Spatial layout

In addition, as exemplified within Applications, ShellSIM is readily integrated within geographic information systems (GIS), or linked with separate hydrodynamic and/or biogeochemical models, thereby enabling analyses at both local and system (i.e. bay, biotope) scales.

Initialisation options

Initialisation of ShellSIM is undertaken at 3 basic levels:

  1. Output Specification; specifying Timestep, Start Day, Stop Day, Standard Dry Soft Tissue Weight for which physiological outputs will be computed and conversion ratios for nitrogen to carbon and phosphorous to carbon;
  2. Culture Area and Conditions; specifying Culture Area Length, Width and Depth, the number of any vertical divisions resulting in separate Sectors to be modelled such that any current flows in laminar series through each Sector within that Culture Area, and forcing data describing the time-dependencies of environmental conditions (Forcing Functions) such as may include Current Speed, Temperature, Salinity, Dissolved Oxygen, Food Availability (Total Particulate Mass, Particulate Organic Matter, Chlorophyll a and/or Particulate Organic Carbon, all per litre of seawater) and any Aerial Exposure at the upstream boundary of that Culture Area over time; plus
  3. Shellfish; specifying up to two shellfish species for each Sector within the Culture Area, including for each resulting population the Ploidy Status, Culture Type (suspended, trestle or bottom), time when shellfish are introduced (Seeding Regime), size of shellfish deployed (Seed Size), expected Mortality during culture, Size of Harvestable Shellfish and proportion of harvestable shellfish that are harvested (Harvest Regime).

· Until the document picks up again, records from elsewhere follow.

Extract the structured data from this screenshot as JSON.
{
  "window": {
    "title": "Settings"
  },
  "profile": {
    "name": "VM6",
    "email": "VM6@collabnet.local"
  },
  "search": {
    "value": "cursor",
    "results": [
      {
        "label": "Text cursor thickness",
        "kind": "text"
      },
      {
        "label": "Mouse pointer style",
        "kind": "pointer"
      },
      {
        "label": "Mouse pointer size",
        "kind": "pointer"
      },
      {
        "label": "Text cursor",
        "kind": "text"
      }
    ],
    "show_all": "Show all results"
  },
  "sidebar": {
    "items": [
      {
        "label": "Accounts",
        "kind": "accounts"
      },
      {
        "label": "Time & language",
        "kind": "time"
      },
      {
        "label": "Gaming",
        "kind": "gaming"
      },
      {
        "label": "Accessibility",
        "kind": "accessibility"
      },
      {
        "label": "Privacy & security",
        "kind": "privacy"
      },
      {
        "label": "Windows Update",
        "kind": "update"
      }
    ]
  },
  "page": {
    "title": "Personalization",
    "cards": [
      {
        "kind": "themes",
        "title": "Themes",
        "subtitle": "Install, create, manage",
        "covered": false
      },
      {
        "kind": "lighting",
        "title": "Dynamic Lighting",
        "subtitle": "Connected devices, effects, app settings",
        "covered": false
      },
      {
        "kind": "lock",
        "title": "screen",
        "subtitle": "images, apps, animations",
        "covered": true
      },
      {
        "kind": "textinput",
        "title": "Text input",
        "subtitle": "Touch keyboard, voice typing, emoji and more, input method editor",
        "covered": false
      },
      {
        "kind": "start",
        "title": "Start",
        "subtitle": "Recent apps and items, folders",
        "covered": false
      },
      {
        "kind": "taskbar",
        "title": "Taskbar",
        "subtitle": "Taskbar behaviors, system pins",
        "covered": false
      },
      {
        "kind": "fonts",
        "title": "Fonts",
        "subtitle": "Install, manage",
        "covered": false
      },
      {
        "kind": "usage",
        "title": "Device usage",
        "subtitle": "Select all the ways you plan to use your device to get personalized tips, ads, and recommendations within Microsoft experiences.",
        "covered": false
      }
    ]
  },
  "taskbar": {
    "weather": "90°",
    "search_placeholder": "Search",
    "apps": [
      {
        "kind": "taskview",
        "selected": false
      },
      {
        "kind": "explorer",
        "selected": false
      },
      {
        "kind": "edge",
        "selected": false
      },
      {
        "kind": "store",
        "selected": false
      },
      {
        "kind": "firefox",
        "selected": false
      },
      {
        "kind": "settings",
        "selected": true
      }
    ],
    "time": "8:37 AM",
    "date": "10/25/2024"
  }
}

For explicit definition of these Initialisation Options, refer to Guidelines available online here with the Demo Version of ShellSIM.

Note that these options collectively afford the User opportunity for analyses at different levels of complexity that range from:

  1. an individual shellfish deployed as a Population of one within a single Sector;
  2. a Population within single Sector;
  3. more than one Species competing within the same Sector; and
  4. consequences of shellfish culture practise for growth and water quality as water passes downstream through defined Sectors.


ShellSIM predicts 6 types of output:

  1. Individual Shellfish Growth, Size and Condition per individual shellfish at each Timestep.
  2. Weight-Standardised Physiological Rates are computed at each Timestep for an Individual Shellfish of Standard Dry Soft Tissue Weight, as defined under Initialisation Options.
  3. Cumulative Environmental Impacts of Individual Shellfish are those effected by each Individual Shellfish, summing impacts over all Timesteps from the Start Day.
  4. Density-dependent Environmental Impacts per Shellfish Population are computed per day at each time Timestep as the combined effects (i.e. fluxes) by all Individuals within that Population standardised per litre or cubic meter of water.
  5. Population Dynamics are computed as the number of Individual Shellfish within Weight Classes comprising that Population, for which ShellSIM determines the number of Weight Classes such first Weight Class will have an average total fresh weight equal to the Seed Size, adding as many Weight Classes at intervals of 10 g total fresh weight as may be required to reach the Size of Harvestable Shellfish. This allows calculation of the total biomass in each Weight Class, including the number and biomass of shellfish harvested, according to Seeding Regime, Seed Size, Mortality, Size of Harvestable Shellfish and Harvest Regime as entered under Initialisation Options.
  6. Culture Practise Outputs are expressed as shellfish number and biomass harvested for each Species in each Sector, including associated net impacts on water quality, all summed for the Culture Area as a whole, together with marginal analyses of profitability.

For explicit definition of these Outputs, refer to Guidelines available online here with the Demo Version of ShellSIM.